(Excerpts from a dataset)
★ ★ ★ ★

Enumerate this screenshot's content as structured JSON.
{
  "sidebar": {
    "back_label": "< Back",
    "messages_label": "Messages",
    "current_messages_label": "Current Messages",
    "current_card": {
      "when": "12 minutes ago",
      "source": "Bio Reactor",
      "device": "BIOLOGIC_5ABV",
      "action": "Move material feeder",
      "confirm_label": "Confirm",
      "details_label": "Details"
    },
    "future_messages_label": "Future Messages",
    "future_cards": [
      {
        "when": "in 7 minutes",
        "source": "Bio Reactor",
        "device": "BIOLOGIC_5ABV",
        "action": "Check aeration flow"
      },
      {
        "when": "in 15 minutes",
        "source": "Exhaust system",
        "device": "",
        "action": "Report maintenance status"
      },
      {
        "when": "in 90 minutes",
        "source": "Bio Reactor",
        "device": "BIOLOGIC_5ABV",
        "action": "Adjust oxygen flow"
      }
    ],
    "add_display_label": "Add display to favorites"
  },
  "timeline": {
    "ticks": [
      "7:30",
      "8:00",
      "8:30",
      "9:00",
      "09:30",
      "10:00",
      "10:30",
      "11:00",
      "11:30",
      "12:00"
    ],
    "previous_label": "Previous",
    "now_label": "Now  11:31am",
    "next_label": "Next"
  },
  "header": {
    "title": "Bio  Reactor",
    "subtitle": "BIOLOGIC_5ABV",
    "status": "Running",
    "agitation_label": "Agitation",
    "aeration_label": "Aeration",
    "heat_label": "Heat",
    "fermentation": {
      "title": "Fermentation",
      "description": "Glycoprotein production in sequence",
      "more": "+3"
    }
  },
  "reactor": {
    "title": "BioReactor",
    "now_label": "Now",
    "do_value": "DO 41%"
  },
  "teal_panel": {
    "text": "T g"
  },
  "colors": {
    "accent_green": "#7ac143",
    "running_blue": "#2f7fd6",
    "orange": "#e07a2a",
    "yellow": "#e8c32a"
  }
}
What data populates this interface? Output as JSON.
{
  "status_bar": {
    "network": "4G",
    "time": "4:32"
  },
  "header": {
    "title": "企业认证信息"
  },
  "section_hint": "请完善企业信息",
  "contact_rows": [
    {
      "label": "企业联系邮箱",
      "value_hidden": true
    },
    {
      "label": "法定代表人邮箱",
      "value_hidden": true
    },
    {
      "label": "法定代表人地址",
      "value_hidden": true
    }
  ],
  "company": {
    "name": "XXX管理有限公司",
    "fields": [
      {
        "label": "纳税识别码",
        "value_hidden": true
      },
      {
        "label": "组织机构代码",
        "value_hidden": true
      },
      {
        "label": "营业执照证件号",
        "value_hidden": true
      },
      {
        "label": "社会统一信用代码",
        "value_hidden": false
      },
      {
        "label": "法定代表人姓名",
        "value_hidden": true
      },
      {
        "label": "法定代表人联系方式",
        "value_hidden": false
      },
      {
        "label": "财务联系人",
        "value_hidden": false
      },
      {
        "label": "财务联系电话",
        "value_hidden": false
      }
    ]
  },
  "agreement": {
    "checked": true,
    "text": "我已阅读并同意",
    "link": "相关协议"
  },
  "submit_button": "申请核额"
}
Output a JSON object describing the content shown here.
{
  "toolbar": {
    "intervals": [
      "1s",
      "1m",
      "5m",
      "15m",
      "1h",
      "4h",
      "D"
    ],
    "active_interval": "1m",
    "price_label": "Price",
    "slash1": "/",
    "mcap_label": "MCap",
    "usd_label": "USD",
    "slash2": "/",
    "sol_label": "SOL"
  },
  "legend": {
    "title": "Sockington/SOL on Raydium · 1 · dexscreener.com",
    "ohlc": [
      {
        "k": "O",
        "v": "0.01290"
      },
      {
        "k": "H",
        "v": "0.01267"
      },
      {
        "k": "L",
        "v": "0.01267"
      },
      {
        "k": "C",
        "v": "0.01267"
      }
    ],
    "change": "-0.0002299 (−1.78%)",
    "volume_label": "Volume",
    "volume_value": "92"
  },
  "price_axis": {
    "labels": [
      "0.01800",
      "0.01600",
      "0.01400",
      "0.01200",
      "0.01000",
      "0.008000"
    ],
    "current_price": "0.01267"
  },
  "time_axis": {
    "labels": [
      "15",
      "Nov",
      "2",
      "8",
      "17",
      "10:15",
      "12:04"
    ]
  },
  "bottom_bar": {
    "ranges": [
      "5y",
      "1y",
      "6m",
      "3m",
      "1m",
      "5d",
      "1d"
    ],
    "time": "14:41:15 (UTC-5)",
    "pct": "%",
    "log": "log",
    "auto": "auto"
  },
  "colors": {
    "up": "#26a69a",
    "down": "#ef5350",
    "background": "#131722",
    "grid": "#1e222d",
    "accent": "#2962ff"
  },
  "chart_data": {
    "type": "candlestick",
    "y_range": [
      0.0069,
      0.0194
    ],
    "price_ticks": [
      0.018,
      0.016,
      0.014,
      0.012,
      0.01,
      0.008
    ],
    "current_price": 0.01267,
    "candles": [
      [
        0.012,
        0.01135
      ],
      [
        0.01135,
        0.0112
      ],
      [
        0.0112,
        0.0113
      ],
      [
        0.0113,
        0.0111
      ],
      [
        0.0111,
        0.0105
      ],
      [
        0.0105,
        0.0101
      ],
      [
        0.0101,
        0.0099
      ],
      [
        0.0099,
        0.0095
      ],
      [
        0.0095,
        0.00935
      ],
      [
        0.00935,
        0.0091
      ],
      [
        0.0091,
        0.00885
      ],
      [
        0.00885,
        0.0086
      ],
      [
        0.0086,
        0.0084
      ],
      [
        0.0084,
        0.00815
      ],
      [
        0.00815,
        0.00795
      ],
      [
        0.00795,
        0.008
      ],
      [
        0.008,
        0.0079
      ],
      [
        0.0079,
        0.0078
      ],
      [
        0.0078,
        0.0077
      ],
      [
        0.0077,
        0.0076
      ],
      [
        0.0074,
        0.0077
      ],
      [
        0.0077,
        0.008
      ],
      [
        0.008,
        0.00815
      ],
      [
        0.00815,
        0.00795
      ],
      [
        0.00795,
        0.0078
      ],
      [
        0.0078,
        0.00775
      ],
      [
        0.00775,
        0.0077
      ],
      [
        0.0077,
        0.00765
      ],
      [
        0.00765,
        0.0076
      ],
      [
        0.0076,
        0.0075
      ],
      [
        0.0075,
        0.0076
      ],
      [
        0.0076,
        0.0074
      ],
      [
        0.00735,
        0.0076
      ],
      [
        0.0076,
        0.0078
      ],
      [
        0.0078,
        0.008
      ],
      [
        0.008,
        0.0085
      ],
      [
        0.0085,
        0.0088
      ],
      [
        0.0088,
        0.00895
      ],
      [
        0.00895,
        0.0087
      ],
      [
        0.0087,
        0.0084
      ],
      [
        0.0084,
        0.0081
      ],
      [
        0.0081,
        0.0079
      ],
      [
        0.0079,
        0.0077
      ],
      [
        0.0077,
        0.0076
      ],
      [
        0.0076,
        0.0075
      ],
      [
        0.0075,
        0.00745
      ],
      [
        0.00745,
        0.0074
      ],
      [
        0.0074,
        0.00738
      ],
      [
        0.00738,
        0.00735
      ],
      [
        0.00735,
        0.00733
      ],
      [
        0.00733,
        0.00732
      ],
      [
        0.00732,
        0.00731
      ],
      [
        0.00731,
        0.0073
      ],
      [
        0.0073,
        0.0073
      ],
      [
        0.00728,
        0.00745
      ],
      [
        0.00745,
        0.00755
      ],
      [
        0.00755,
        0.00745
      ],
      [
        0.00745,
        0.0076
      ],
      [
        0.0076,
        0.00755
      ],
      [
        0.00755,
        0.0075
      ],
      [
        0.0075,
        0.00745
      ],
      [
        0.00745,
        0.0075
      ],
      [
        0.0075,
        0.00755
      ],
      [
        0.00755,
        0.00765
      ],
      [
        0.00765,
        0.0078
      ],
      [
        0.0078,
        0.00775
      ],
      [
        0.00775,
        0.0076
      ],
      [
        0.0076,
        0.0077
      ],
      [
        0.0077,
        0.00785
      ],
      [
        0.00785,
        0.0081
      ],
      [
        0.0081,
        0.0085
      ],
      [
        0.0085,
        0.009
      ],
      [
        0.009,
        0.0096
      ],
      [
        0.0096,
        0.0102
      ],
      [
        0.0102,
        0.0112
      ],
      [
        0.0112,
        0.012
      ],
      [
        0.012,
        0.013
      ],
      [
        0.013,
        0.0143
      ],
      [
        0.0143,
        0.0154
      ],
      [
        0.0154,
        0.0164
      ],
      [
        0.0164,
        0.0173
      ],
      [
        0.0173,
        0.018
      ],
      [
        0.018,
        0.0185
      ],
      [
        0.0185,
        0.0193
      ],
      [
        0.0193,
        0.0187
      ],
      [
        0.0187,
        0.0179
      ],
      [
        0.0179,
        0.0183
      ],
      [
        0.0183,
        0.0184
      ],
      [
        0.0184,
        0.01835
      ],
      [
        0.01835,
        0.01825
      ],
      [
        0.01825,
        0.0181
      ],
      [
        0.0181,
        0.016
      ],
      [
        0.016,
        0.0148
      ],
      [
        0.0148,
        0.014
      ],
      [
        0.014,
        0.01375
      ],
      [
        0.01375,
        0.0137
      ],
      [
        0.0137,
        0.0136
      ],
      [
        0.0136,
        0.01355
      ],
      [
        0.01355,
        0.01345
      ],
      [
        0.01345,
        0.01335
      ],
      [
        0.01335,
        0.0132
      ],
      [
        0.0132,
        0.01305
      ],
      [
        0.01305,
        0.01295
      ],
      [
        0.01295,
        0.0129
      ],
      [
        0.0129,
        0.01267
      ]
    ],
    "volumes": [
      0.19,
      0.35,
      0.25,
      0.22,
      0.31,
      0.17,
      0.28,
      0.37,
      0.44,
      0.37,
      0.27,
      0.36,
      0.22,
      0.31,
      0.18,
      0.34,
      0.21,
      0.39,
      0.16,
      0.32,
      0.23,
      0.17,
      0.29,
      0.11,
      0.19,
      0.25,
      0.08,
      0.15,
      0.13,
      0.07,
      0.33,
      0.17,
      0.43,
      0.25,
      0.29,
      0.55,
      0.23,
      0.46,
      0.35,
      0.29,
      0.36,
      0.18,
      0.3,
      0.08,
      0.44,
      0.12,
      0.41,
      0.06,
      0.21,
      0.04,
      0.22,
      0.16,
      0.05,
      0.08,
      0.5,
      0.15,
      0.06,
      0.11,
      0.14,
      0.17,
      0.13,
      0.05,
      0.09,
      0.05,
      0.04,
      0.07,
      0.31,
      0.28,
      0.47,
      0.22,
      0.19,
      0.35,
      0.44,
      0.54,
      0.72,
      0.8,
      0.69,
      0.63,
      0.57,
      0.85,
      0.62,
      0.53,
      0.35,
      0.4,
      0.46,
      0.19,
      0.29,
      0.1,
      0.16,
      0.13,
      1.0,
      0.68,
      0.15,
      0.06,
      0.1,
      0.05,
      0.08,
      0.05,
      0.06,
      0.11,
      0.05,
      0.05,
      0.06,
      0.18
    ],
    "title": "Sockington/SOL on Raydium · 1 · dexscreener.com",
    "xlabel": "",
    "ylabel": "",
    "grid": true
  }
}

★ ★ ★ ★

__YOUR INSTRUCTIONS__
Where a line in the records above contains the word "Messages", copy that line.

__TASK RESPONSE__
    "messages_label": "Messages",
    "current_messages_label": "Current Messages",
    "future_messages_label": "Future Messages",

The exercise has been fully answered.